== Aim of the task ==
The records that follow are to be given again exactly, with their pictures omitted.

---------- Data records

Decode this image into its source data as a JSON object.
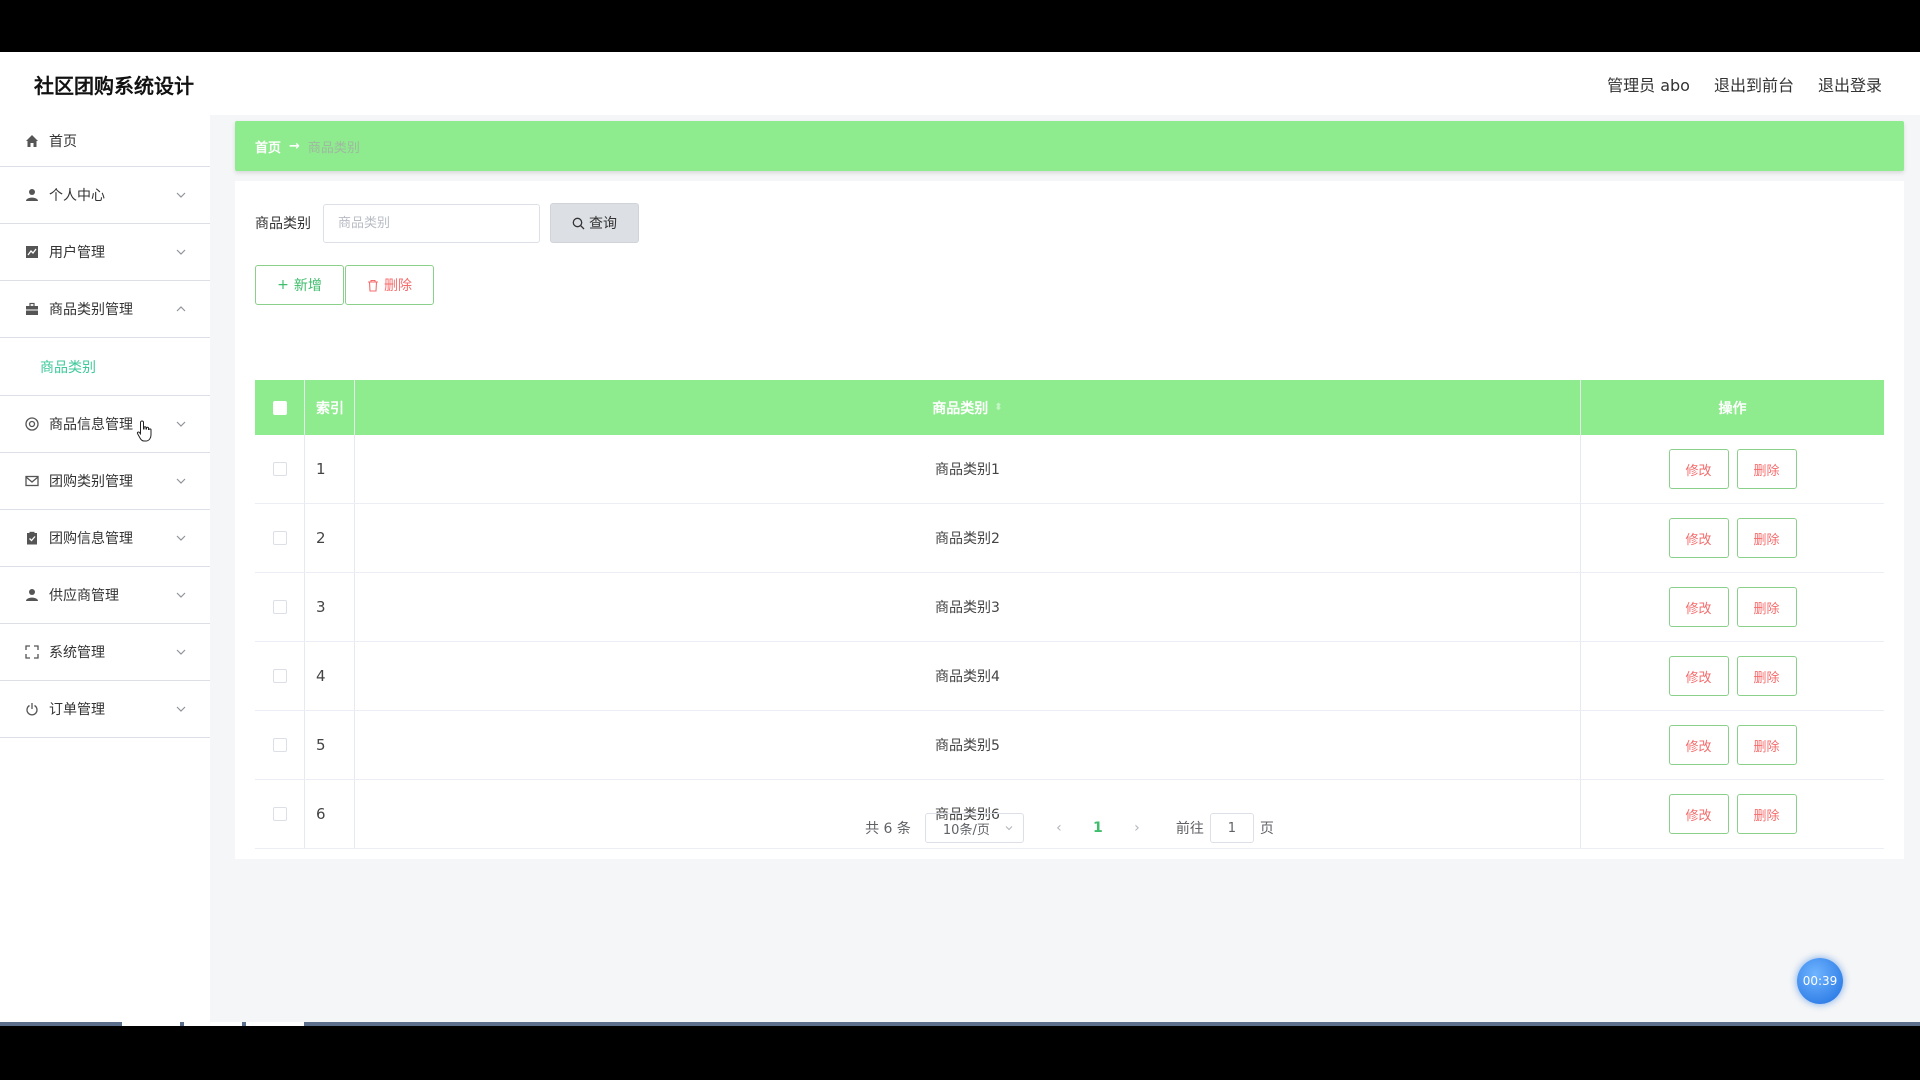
{
  "app": {
    "title": "社区团购系统设计"
  },
  "header": {
    "user_label": "管理员 abo",
    "front_label": "退出到前台",
    "logout_label": "退出登录"
  },
  "sidebar": {
    "items": [
      {
        "label": "首页",
        "icon": "home-icon"
      },
      {
        "label": "个人中心",
        "icon": "user-icon"
      },
      {
        "label": "用户管理",
        "icon": "chart-icon"
      },
      {
        "label": "商品类别管理",
        "icon": "briefcase-icon"
      },
      {
        "label": "商品信息管理",
        "icon": "settings-circle-icon"
      },
      {
        "label": "团购类别管理",
        "icon": "mail-icon"
      },
      {
        "label": "团购信息管理",
        "icon": "clipboard-icon"
      },
      {
        "label": "供应商管理",
        "icon": "user-icon"
      },
      {
        "label": "系统管理",
        "icon": "fullscreen-icon"
      },
      {
        "label": "订单管理",
        "icon": "power-icon"
      }
    ],
    "active_sub": "商品类别"
  },
  "breadcrumb": {
    "home": "首页",
    "current": "商品类别"
  },
  "search": {
    "label": "商品类别",
    "placeholder": "商品类别",
    "button": "查询"
  },
  "actions": {
    "add": "新增",
    "delete": "删除"
  },
  "table": {
    "headers": {
      "index": "索引",
      "name": "商品类别",
      "op": "操作"
    },
    "rows": [
      {
        "index": "1",
        "name": "商品类别1"
      },
      {
        "index": "2",
        "name": "商品类别2"
      },
      {
        "index": "3",
        "name": "商品类别3"
      },
      {
        "index": "4",
        "name": "商品类别4"
      },
      {
        "index": "5",
        "name": "商品类别5"
      },
      {
        "index": "6",
        "name": "商品类别6"
      }
    ],
    "edit_label": "修改",
    "delete_label": "删除"
  },
  "pager": {
    "total": "共 6 条",
    "page_size": "10条/页",
    "current": "1",
    "goto_prefix": "前往",
    "goto_value": "1",
    "goto_suffix": "页"
  },
  "timer": "00:39",
  "colors": {
    "accent": "#8eeb8e",
    "active": "#3ec99b",
    "danger": "#f56c6c"
  }
}
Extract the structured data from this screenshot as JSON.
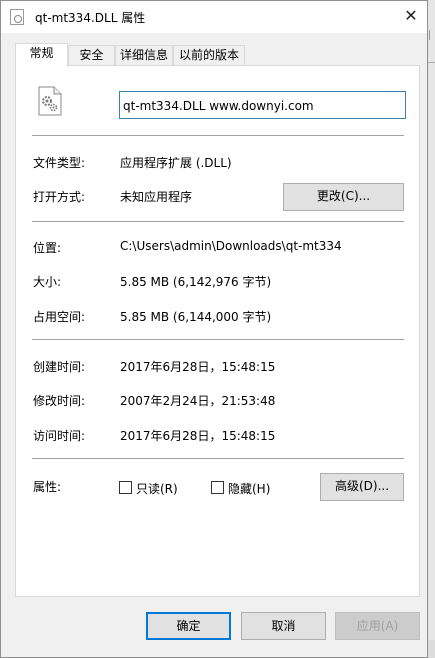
{
  "window": {
    "title": "qt-mt334.DLL 属性",
    "close_glyph": "✕"
  },
  "tabs": [
    {
      "label": "常规",
      "active": true
    },
    {
      "label": "安全",
      "active": false
    },
    {
      "label": "详细信息",
      "active": false
    },
    {
      "label": "以前的版本",
      "active": false
    }
  ],
  "general": {
    "file_name_value": "qt-mt334.DLL www.downyi.com",
    "file_type": {
      "label": "文件类型:",
      "value": "应用程序扩展 (.DLL)"
    },
    "opens_with": {
      "label": "打开方式:",
      "value": "未知应用程序",
      "change_button": "更改(C)..."
    },
    "location": {
      "label": "位置:",
      "value": "C:\\Users\\admin\\Downloads\\qt-mt334"
    },
    "size": {
      "label": "大小:",
      "value": "5.85 MB (6,142,976 字节)"
    },
    "size_on_disk": {
      "label": "占用空间:",
      "value": "5.85 MB (6,144,000 字节)"
    },
    "created": {
      "label": "创建时间:",
      "value": "2017年6月28日，15:48:15"
    },
    "modified": {
      "label": "修改时间:",
      "value": "2007年2月24日，21:53:48"
    },
    "accessed": {
      "label": "访问时间:",
      "value": "2017年6月28日，15:48:15"
    },
    "attributes": {
      "label": "属性:",
      "readonly_label": "只读(R)",
      "readonly_checked": false,
      "hidden_label": "隐藏(H)",
      "hidden_checked": false,
      "advanced_button": "高级(D)..."
    }
  },
  "footer": {
    "ok": "确定",
    "cancel": "取消",
    "apply": "应用(A)"
  },
  "icons": {
    "title_icon": "dll-file-icon",
    "file_icon": "dll-gear-file-icon"
  },
  "colors": {
    "input_border": "#3c7fb1",
    "primary_border": "#0078d7",
    "disabled_text": "#a0a0a0"
  }
}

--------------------

== Result ==
Decode this image into its source data as a JSON object.
{
  "app": {
    "title": "社区团购系统设计"
  },
  "header": {
    "user_label": "管理员 abo",
    "front_label": "退出到前台",
    "logout_label": "退出登录"
  },
  "sidebar": {
    "items": [
      {
        "label": "首页",
        "icon": "home-icon"
      },
      {
        "label": "个人中心",
        "icon": "user-icon"
      },
      {
        "label": "用户管理",
        "icon": "chart-icon"
      },
      {
        "label": "商品类别管理",
        "icon": "briefcase-icon"
      },
      {
        "label": "商品信息管理",
        "icon": "settings-circle-icon"
      },
      {
        "label": "团购类别管理",
        "icon": "mail-icon"
      },
      {
        "label": "团购信息管理",
        "icon": "clipboard-icon"
      },
      {
        "label": "供应商管理",
        "icon": "user-icon"
      },
      {
        "label": "系统管理",
        "icon": "fullscreen-icon"
      },
      {
        "label": "订单管理",
        "icon": "power-icon"
      }
    ],
    "active_sub": "商品类别"
  },
  "breadcrumb": {
    "home": "首页",
    "current": "商品类别"
  },
  "search": {
    "label": "商品类别",
    "placeholder": "商品类别",
    "button": "查询"
  },
  "actions": {
    "add": "新增",
    "delete": "删除"
  },
  "table": {
    "headers": {
      "index": "索引",
      "name": "商品类别",
      "op": "操作"
    },
    "rows": [
      {
        "index": "1",
        "name": "商品类别1"
      },
      {
        "index": "2",
        "name": "商品类别2"
      },
      {
        "index": "3",
        "name": "商品类别3"
      },
      {
        "index": "4",
        "name": "商品类别4"
      },
      {
        "index": "5",
        "name": "商品类别5"
      },
      {
        "index": "6",
        "name": "商品类别6"
      }
    ],
    "edit_label": "修改",
    "delete_label": "删除"
  },
  "pager": {
    "total": "共 6 条",
    "page_size": "10条/页",
    "current": "1",
    "goto_prefix": "前往",
    "goto_value": "1",
    "goto_suffix": "页"
  },
  "timer": "00:39",
  "colors": {
    "accent": "#8eeb8e",
    "active": "#3ec99b",
    "danger": "#f56c6c"
  }
}
Extract the structured data from this screenshot as JSON.
{
  "window": {
    "title": "qt-mt334.DLL 属性",
    "close_glyph": "✕"
  },
  "tabs": [
    {
      "label": "常规",
      "active": true
    },
    {
      "label": "安全",
      "active": false
    },
    {
      "label": "详细信息",
      "active": false
    },
    {
      "label": "以前的版本",
      "active": false
    }
  ],
  "general": {
    "file_name_value": "qt-mt334.DLL www.downyi.com",
    "file_type": {
      "label": "文件类型:",
      "value": "应用程序扩展 (.DLL)"
    },
    "opens_with": {
      "label": "打开方式:",
      "value": "未知应用程序",
      "change_button": "更改(C)..."
    },
    "location": {
      "label": "位置:",
      "value": "C:\\Users\\admin\\Downloads\\qt-mt334"
    },
    "size": {
      "label": "大小:",
      "value": "5.85 MB (6,142,976 字节)"
    },
    "size_on_disk": {
      "label": "占用空间:",
      "value": "5.85 MB (6,144,000 字节)"
    },
    "created": {
      "label": "创建时间:",
      "value": "2017年6月28日，15:48:15"
    },
    "modified": {
      "label": "修改时间:",
      "value": "2007年2月24日，21:53:48"
    },
    "accessed": {
      "label": "访问时间:",
      "value": "2017年6月28日，15:48:15"
    },
    "attributes": {
      "label": "属性:",
      "readonly_label": "只读(R)",
      "readonly_checked": false,
      "hidden_label": "隐藏(H)",
      "hidden_checked": false,
      "advanced_button": "高级(D)..."
    }
  },
  "footer": {
    "ok": "确定",
    "cancel": "取消",
    "apply": "应用(A)"
  },
  "icons": {
    "title_icon": "dll-file-icon",
    "file_icon": "dll-gear-file-icon"
  },
  "colors": {
    "input_border": "#3c7fb1",
    "primary_border": "#0078d7",
    "disabled_text": "#a0a0a0"
  }
}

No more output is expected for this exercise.